From Spreadsheet to Map
Cataloging over 300 performances of Darius Milhaud’s music in one week is no small feat. Our research team spent all of last week locked in the library, feverishly racing to compile as much data as possible so that we could show you this…
Okay, so maybe the map doesn’t look like much now, but just imagine it in a few weeks, after we’ve had time to thoroughly analyze our data and plot it in the most visually appealing and practical manner! As we begin to assemble more and more performances, it is important to critically consider uses for our data. Simply by virtue of the incredible mass of performances we’ve collected, we are able to breakdown our data in various ways.

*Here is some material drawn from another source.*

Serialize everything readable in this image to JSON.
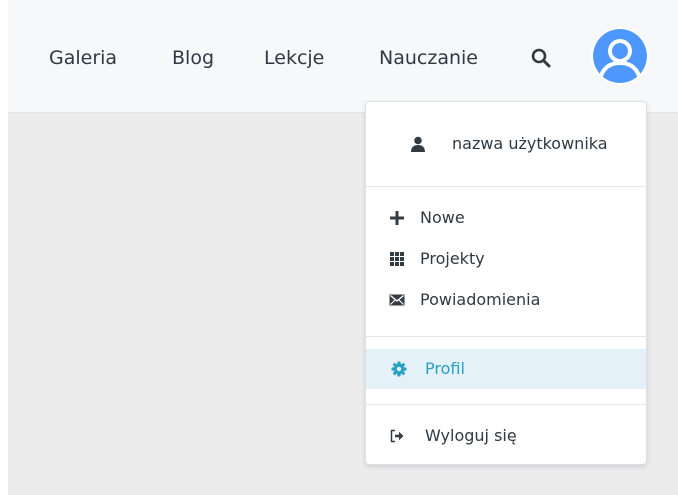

Possible maps we may make out of our information include (but are not limited to):
- A point based map sorted by piece title, allowing users to see if a piece was more popular in a certain area than others.

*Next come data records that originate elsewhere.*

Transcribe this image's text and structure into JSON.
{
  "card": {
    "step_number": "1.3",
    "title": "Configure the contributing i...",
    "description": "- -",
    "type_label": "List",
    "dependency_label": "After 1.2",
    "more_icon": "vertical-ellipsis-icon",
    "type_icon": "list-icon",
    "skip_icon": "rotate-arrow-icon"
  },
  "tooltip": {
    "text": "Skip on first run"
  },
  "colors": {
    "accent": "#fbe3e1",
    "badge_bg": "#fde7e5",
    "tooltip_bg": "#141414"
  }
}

- A point based map sorted by date, allowing users to discover which pieces were popular during specific years and if that popularity has geographic significance.
- A point based map sorted by performing force. This would enable users to track a specific performer or group of performers as they traveled the world performing Milhaud’s works.
- A heat map based on frequency of performance, allowing users to see more clearly the focus of Milhaud’s popularity.
- Faceted maps comparing the maps listed above.
The possibilities for organizing our data are nearly limitless. In fact, we’ve already begun to discover fascinating patterns in our data.
Our map may not tell you what color palette is all the rage in Milan this summer, it can show you the hottest places where people performed the works of Darius Milhaud. If you zoom in, you can see that there are over 124 performances in Paris alone. When viewing the map from a global perspective, the extensive nature of Milhaud’s popularity is evident. It’s also interesting to note the relative isolation of performances of his works in Paris. Milhaud’s works were performed in several cities in Germany, while Milhaud’s French premieres happen overwhelmingly in Paris, with a small number of performances occurring in Aix en Provence, Nantes, Lyon and other small cities.
What can this map tell us about Parisian cultural centrality? What can we say about Milhaud’s successes in Germany? Could the less isolated performance of his music in Germany have contributed to his later premieres at the Paris Opera? Each new trend that becomes apparent when data is mapped allows for deeper questioning of what we think we know about Milhaud and the world of 20th-century music.
The more we research and add to our database, the more points we will add to our map. The more we analyze our data, the more interesting and unique our maps will become. Perhaps our Maps will elucidate some century old question about nationalism and modern music, or perhaps introduce a new argument into musicological canon, or perhaps I’m far too passionate and optimistic about the value of mapping. Regardless, keep following our blog to make sure you don’t miss the next discovery of our mapping adventures! You never know what kind of map you might meet around the corner.